Entries from a dataset of interfaces:
- Opening Delimiter -

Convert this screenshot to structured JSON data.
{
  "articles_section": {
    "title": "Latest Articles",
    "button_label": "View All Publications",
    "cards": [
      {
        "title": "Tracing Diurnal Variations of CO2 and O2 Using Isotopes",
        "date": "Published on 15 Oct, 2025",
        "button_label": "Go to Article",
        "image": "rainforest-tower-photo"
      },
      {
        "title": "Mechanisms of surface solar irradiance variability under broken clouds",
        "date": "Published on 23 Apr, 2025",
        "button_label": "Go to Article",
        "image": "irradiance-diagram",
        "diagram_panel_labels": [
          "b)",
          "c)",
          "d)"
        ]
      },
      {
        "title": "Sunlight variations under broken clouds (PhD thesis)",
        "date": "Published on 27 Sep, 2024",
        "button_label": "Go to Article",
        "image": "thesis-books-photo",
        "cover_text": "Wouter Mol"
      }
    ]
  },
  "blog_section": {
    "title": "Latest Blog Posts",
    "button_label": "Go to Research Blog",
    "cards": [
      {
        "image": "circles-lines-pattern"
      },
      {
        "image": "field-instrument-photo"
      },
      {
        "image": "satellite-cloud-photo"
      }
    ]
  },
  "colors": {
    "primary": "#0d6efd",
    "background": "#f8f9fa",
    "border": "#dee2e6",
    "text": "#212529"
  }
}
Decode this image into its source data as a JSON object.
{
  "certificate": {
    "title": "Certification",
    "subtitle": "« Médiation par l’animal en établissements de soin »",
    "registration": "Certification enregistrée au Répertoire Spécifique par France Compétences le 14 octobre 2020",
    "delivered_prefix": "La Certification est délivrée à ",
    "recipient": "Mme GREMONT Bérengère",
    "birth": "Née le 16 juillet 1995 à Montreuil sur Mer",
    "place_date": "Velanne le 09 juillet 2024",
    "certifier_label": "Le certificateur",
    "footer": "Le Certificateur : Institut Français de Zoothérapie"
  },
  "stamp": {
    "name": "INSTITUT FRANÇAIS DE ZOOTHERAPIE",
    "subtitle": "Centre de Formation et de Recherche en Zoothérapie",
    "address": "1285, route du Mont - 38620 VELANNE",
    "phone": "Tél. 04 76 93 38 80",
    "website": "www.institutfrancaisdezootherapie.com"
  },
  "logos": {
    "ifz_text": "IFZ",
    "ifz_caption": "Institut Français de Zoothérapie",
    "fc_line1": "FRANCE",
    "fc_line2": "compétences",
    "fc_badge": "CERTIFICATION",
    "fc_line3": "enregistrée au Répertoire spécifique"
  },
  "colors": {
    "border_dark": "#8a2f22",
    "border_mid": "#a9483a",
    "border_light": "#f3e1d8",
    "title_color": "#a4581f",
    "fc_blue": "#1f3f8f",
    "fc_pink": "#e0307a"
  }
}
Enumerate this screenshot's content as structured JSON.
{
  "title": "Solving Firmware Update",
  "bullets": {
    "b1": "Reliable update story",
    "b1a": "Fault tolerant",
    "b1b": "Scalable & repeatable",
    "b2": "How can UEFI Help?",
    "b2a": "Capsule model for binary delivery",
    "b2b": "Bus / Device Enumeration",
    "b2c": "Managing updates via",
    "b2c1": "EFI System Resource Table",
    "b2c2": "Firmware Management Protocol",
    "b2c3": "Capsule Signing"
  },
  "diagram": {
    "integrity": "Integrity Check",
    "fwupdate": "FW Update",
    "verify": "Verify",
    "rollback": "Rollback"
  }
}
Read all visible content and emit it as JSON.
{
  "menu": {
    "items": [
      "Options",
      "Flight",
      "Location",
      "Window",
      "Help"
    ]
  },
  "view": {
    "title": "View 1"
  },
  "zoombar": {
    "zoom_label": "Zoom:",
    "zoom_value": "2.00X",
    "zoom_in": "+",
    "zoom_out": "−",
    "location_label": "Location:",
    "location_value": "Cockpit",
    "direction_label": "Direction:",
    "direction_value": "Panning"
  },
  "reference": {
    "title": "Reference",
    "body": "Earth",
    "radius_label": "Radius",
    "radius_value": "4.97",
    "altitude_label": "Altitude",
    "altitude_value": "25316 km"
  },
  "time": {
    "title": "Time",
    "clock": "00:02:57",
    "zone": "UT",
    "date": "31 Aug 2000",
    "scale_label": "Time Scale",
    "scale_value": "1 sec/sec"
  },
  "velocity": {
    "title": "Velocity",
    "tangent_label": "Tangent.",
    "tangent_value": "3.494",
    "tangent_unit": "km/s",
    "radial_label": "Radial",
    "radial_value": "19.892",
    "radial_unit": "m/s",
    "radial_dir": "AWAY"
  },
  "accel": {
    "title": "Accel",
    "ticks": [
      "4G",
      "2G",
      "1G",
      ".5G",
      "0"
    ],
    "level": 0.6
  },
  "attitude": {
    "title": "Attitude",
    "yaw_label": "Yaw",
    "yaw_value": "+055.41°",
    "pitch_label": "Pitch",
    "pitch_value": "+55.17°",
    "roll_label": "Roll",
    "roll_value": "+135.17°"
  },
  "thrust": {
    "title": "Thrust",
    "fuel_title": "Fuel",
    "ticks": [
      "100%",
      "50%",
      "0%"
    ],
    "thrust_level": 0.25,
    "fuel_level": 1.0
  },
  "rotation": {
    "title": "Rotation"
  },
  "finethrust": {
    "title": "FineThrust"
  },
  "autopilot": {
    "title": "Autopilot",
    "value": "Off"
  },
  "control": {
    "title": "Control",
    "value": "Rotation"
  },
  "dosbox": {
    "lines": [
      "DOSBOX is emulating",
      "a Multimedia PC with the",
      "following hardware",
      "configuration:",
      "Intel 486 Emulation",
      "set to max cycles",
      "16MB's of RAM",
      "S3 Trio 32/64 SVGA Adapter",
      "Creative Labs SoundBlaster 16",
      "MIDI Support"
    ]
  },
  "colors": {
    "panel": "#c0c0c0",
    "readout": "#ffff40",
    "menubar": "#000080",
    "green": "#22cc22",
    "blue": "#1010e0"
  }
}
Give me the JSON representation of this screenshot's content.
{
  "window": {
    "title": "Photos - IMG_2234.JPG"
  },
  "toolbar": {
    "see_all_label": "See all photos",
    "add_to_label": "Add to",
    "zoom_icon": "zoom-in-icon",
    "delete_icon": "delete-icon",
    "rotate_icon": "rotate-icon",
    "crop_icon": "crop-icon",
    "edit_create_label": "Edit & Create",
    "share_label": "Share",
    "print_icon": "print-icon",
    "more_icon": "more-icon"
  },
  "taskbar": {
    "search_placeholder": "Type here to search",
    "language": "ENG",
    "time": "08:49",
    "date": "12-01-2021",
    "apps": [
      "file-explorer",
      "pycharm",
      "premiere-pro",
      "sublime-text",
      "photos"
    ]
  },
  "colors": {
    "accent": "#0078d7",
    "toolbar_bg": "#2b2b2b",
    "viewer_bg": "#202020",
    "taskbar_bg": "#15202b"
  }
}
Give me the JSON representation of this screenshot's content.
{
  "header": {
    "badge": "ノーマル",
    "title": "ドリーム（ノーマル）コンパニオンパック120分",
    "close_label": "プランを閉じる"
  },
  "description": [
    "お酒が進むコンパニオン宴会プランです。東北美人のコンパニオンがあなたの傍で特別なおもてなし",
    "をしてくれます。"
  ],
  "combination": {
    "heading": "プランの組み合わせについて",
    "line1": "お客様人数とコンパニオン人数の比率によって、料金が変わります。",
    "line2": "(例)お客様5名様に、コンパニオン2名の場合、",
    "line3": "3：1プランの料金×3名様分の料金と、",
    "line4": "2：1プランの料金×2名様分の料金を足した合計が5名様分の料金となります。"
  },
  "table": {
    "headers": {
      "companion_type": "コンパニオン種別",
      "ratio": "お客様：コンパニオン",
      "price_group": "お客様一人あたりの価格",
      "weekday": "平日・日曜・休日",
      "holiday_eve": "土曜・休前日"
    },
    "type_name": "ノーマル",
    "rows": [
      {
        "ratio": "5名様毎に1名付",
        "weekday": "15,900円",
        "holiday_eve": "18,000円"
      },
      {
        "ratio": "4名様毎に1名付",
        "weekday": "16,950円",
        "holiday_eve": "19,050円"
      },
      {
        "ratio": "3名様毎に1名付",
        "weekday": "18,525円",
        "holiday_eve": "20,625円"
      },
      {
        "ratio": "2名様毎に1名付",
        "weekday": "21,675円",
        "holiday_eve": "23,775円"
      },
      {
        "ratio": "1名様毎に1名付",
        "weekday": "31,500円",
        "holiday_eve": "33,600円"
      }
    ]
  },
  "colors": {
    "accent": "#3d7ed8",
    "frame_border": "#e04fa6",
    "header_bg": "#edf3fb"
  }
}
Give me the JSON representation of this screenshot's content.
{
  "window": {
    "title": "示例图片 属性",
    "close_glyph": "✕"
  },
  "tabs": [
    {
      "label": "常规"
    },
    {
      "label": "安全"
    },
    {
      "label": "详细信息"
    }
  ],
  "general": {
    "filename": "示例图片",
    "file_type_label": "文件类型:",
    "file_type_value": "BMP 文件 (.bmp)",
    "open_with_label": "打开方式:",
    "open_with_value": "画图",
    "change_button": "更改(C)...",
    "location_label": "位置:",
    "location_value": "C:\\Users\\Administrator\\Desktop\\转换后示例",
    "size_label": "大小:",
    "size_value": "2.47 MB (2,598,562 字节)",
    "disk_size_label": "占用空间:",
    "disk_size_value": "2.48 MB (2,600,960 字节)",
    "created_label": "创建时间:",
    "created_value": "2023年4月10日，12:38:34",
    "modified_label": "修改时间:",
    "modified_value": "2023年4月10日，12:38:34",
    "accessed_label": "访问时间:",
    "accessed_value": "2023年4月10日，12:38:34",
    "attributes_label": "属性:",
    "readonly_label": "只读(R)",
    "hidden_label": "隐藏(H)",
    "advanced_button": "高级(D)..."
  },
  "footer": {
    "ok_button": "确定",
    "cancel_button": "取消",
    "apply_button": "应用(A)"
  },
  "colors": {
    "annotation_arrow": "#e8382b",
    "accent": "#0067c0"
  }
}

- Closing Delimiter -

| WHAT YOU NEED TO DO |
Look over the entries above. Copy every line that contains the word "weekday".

| ANSWER AREA |
      "weekday": "平日・日曜・休日",
        "weekday": "15,900円",
        "weekday": "16,950円",
        "weekday": "18,525円",
        "weekday": "21,675円",
        "weekday": "31,500円",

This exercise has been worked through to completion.